PROBLEM REQUIREMENTS: Extract the lines that carry the string "defined" from the listing.

EXERCISE INPUTS:
++++

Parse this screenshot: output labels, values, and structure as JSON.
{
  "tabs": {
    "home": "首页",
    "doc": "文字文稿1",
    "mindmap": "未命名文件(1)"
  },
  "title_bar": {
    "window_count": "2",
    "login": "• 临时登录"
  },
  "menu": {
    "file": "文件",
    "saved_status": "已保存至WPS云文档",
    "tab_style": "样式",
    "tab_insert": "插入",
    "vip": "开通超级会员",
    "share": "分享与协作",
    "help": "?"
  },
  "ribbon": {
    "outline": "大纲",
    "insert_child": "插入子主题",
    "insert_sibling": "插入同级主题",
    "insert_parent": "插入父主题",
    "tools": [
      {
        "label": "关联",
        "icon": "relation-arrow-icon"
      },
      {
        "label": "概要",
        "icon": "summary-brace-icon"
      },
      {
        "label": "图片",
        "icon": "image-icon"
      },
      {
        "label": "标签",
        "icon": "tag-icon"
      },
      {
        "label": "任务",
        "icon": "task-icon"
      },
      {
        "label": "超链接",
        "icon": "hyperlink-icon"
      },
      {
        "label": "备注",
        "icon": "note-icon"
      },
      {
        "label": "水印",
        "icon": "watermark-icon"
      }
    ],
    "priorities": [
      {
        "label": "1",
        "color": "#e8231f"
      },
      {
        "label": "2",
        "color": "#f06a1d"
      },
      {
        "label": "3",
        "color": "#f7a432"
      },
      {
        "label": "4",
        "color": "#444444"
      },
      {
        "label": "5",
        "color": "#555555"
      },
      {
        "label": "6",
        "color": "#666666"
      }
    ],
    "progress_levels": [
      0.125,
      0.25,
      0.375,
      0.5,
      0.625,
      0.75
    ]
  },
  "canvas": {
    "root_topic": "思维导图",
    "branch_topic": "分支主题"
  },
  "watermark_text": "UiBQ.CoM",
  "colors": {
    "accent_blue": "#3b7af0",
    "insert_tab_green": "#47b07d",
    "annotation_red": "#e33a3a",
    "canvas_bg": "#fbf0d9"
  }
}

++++

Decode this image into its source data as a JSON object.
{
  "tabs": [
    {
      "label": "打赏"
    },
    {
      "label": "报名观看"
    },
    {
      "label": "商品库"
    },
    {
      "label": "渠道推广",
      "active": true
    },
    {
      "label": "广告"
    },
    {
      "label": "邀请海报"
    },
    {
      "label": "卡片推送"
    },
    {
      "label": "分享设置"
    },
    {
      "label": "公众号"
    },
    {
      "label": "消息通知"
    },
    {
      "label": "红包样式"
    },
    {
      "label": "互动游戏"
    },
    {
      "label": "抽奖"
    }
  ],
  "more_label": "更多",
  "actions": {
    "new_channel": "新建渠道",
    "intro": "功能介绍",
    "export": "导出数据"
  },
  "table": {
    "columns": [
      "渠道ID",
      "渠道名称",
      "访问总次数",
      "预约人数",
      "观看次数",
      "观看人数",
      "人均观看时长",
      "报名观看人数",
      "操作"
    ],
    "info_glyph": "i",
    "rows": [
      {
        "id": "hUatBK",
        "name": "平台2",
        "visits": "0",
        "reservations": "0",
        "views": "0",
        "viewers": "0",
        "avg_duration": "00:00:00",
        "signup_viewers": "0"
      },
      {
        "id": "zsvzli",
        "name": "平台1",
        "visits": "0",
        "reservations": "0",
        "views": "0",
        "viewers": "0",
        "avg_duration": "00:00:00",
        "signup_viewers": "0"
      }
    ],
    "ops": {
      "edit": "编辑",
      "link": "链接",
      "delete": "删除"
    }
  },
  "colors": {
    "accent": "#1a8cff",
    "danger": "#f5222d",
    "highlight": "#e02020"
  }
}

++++

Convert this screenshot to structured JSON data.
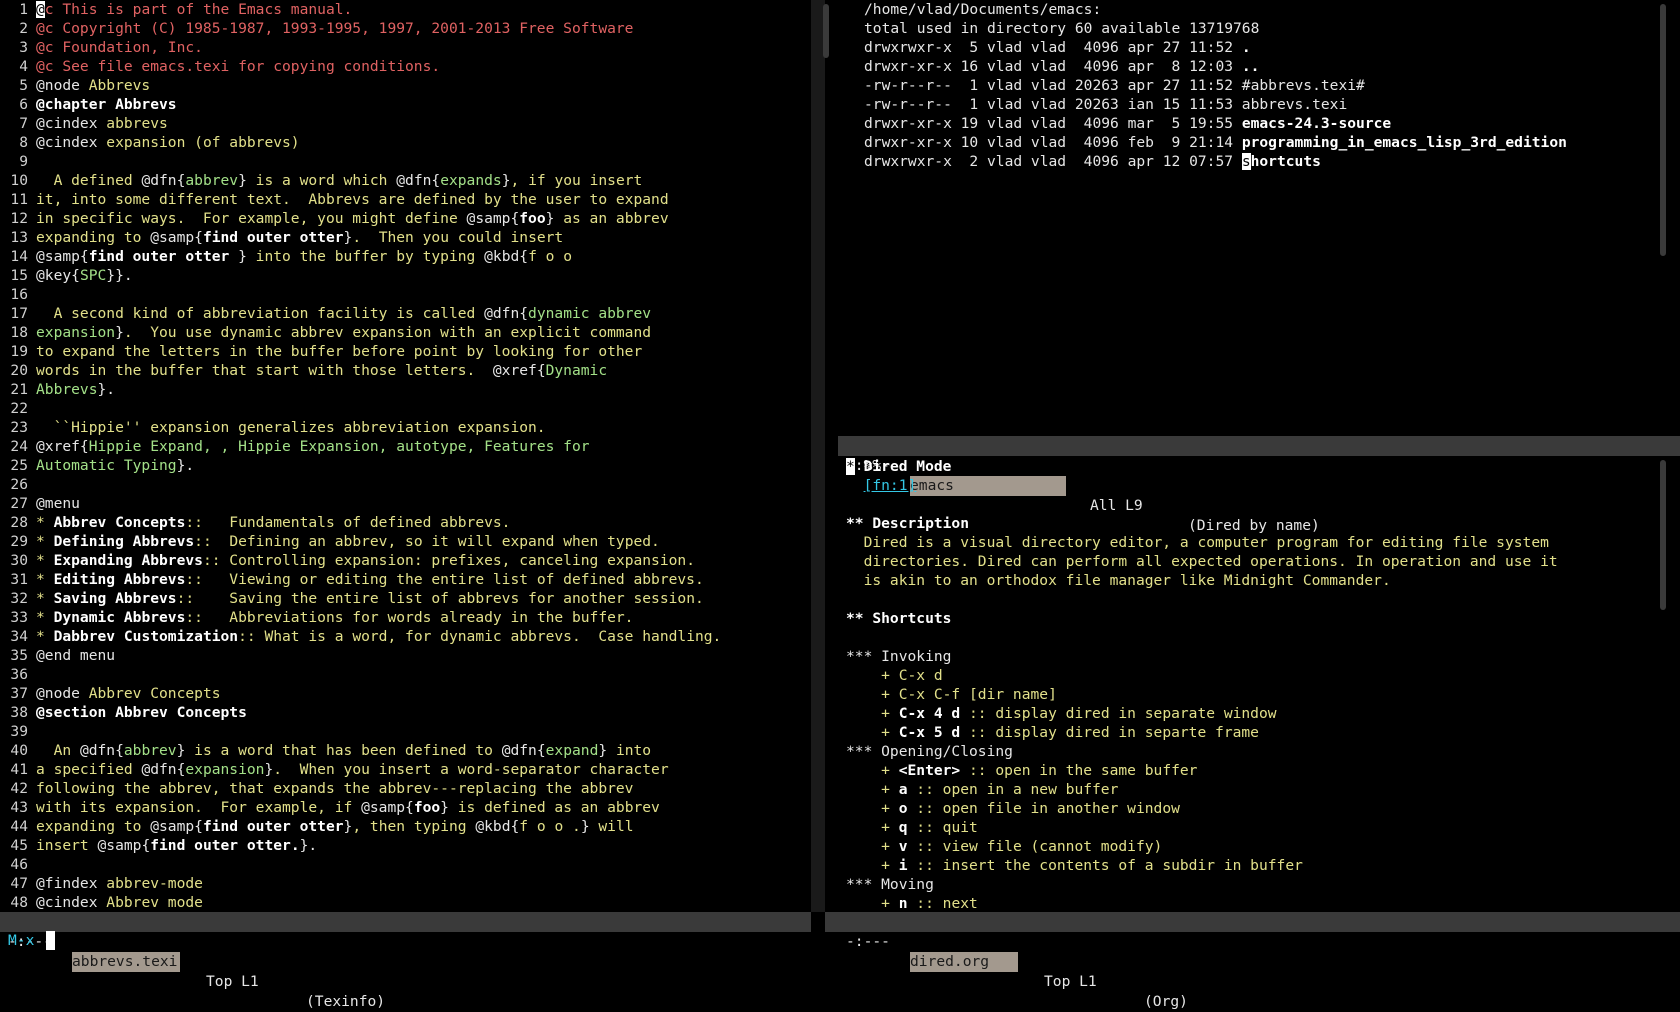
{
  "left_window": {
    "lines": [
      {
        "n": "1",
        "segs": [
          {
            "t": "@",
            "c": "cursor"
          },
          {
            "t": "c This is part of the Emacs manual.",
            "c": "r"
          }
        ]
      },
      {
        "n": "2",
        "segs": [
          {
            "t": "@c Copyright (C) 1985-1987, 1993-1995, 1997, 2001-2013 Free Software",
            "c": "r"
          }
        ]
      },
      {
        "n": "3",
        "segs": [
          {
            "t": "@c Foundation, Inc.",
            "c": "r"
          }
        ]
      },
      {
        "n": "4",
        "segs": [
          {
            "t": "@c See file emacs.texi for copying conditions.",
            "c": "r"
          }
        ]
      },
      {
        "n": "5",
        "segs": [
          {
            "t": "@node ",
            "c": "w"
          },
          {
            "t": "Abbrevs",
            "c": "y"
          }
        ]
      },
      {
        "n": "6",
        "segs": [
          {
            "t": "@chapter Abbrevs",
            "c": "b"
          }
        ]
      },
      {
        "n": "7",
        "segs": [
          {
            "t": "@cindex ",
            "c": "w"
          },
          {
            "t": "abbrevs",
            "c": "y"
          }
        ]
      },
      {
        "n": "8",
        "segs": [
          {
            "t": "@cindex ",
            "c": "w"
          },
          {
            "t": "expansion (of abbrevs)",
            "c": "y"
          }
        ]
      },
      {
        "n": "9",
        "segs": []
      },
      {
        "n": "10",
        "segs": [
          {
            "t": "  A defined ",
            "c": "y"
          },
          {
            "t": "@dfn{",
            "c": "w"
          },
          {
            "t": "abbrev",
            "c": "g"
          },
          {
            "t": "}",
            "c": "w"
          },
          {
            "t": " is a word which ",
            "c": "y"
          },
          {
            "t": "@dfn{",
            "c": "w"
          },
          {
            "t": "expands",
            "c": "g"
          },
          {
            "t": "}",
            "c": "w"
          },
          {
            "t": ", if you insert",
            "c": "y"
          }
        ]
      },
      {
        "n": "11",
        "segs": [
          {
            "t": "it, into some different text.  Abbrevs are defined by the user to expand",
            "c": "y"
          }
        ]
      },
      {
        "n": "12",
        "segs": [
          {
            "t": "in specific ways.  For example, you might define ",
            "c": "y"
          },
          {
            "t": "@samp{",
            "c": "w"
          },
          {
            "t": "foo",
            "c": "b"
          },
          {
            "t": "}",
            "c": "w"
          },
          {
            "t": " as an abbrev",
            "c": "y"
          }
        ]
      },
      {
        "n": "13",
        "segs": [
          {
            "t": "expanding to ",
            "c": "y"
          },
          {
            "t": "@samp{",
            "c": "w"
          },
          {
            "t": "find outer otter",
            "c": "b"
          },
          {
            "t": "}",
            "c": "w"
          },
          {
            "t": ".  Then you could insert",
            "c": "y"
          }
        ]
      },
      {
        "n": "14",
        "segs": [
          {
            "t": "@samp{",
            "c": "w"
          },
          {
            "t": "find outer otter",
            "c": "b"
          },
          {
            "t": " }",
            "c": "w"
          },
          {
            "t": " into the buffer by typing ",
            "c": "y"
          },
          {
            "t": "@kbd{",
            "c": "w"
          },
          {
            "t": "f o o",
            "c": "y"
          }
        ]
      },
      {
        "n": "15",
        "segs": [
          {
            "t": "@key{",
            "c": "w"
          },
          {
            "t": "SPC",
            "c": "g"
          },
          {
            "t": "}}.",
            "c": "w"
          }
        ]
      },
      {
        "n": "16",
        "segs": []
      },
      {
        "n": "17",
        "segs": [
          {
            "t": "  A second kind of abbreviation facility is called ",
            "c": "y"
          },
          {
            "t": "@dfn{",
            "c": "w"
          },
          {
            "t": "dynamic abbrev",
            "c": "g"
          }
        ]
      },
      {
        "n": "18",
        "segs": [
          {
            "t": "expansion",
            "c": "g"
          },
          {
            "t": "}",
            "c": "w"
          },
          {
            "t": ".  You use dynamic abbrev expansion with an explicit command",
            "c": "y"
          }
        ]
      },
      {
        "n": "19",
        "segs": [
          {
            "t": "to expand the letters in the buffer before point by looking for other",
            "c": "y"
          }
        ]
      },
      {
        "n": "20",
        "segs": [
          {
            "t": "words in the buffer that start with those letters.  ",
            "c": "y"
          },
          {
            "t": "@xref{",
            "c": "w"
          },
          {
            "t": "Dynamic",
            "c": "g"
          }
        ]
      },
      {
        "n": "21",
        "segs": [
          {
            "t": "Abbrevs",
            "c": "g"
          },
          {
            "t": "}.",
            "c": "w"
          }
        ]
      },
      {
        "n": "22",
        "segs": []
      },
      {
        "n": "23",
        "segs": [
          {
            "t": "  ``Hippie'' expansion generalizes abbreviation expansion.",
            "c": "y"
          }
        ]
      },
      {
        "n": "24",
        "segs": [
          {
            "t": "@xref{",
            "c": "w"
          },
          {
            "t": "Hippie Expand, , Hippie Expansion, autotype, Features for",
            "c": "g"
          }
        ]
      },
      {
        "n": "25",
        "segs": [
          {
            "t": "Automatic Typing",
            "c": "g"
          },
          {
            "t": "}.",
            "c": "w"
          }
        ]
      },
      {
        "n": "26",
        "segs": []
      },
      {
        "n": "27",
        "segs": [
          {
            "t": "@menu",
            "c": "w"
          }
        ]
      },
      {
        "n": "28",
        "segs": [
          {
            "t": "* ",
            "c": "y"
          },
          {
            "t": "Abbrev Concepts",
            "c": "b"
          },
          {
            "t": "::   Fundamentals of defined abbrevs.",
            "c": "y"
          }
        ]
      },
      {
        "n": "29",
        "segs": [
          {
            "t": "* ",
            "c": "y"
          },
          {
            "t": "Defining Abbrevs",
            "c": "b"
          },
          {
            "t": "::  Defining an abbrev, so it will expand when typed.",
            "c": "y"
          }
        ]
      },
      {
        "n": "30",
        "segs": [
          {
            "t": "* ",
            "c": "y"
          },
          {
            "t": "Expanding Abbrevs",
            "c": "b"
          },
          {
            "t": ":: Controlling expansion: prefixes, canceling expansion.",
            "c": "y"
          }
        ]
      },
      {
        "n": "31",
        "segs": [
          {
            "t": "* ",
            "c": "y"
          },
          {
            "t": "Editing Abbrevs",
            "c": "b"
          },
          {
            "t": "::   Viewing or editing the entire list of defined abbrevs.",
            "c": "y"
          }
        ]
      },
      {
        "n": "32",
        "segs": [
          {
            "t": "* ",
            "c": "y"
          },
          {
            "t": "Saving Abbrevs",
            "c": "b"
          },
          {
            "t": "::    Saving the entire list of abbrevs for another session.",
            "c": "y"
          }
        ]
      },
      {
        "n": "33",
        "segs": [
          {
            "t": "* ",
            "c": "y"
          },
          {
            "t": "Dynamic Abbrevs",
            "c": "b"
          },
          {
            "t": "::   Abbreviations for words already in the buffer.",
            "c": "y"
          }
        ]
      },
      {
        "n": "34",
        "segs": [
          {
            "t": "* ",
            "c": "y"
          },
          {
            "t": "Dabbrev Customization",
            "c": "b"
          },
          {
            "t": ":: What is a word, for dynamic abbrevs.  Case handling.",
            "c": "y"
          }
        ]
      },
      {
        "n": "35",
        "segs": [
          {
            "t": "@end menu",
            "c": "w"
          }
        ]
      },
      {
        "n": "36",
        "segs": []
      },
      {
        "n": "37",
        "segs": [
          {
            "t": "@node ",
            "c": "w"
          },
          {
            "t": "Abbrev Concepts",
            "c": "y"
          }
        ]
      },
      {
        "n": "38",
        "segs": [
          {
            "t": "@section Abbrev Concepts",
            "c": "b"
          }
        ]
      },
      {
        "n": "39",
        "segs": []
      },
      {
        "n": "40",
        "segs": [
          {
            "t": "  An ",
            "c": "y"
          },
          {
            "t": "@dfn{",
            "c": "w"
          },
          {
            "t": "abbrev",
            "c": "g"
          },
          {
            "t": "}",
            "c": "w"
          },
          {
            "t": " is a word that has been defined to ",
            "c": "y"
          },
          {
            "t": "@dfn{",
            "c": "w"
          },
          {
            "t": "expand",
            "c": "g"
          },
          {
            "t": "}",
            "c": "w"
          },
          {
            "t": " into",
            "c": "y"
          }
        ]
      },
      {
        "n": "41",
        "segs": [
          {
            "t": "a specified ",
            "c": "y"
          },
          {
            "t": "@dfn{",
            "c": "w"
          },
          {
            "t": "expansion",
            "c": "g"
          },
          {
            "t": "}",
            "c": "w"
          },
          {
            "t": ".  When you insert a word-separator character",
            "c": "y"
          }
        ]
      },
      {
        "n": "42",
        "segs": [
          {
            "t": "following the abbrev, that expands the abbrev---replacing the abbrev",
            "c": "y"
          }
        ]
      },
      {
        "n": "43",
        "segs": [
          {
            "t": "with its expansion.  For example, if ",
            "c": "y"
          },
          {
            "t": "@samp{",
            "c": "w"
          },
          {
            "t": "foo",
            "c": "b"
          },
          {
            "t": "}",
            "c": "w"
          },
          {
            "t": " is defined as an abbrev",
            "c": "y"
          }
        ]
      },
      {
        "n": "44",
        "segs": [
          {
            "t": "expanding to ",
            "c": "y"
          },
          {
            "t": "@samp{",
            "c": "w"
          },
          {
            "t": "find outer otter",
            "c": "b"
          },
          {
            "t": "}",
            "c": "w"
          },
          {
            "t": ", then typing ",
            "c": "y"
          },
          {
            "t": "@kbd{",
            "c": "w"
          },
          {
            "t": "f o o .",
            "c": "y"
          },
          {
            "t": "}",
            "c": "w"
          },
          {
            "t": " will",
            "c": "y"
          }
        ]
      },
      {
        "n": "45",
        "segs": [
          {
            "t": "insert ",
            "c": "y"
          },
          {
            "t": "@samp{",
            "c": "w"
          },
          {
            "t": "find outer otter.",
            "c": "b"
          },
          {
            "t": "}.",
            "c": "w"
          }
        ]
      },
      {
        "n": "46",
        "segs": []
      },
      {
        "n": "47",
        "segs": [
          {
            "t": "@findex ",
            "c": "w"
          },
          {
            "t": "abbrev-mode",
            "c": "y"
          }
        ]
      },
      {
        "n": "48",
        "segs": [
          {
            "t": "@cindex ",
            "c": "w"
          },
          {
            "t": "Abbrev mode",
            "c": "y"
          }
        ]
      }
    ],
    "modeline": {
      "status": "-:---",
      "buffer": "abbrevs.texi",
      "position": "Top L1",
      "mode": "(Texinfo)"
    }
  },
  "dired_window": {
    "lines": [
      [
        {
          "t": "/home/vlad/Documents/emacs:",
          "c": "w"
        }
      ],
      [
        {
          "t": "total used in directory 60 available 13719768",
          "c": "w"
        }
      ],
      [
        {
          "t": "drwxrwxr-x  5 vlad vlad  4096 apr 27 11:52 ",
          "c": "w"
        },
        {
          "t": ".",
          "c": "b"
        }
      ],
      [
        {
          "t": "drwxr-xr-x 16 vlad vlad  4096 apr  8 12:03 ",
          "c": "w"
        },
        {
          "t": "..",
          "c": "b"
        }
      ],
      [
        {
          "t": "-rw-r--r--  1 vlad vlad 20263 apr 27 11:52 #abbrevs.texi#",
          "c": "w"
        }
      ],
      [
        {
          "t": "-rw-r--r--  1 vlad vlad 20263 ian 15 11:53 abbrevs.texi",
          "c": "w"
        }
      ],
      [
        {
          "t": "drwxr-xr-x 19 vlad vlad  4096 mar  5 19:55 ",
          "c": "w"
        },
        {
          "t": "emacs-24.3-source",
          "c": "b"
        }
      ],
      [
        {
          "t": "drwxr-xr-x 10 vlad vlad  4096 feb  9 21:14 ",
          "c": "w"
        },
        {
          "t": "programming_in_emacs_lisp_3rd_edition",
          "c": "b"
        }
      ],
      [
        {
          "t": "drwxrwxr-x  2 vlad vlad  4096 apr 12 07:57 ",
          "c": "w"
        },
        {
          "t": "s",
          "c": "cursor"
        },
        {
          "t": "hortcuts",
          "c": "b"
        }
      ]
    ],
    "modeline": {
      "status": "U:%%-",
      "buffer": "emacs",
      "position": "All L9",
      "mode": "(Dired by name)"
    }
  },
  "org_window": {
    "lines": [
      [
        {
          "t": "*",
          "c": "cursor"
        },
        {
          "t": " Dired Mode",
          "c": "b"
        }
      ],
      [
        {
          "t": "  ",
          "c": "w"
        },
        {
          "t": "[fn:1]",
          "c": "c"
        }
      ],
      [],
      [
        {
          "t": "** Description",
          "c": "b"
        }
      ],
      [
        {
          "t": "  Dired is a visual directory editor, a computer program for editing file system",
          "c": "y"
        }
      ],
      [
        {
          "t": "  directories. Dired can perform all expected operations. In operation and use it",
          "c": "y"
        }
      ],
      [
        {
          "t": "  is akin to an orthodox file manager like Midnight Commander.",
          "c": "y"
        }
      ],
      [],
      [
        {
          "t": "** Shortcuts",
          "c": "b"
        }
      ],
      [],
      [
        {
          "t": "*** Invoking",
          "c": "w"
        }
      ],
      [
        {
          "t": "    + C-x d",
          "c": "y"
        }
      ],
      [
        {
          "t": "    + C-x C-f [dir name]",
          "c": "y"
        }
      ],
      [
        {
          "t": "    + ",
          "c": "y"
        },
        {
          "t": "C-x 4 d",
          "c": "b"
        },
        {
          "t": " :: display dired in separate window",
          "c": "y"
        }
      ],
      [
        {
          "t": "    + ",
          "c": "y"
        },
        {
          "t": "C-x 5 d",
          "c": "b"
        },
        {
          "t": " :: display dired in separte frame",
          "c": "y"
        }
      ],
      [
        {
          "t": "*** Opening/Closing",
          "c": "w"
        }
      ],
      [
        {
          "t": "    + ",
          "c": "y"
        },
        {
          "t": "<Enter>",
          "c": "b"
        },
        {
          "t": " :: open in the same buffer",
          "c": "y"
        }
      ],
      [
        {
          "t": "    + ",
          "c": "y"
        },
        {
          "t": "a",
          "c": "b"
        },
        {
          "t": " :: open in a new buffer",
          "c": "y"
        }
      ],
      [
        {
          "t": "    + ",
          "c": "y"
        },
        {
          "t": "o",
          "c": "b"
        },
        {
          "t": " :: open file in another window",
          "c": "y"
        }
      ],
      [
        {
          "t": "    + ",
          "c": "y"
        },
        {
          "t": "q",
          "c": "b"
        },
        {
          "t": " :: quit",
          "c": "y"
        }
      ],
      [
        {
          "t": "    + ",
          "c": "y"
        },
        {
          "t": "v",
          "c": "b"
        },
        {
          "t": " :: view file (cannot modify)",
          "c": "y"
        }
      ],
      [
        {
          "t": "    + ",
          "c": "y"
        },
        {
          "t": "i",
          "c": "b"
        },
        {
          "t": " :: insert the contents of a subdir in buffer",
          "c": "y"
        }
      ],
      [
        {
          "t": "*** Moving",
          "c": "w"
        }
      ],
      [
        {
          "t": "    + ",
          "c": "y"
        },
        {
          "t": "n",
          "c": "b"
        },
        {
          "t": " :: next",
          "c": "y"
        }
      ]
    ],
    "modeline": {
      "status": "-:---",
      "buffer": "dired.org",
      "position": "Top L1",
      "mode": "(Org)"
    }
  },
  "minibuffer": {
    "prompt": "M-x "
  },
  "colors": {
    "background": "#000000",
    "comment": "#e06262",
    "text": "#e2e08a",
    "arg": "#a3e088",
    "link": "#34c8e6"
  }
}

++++

EXPECTED ANSWER:
            "t": "  A defined ",
            "t": "it, into some different text.  Abbrevs are defined by the user to expand",
            "t": "::   Fundamentals of defined abbrevs.",
            "t": "::   Viewing or editing the entire list of defined abbrevs.",
            "t": " is a word that has been defined to ",
            "t": " is defined as an abbrev",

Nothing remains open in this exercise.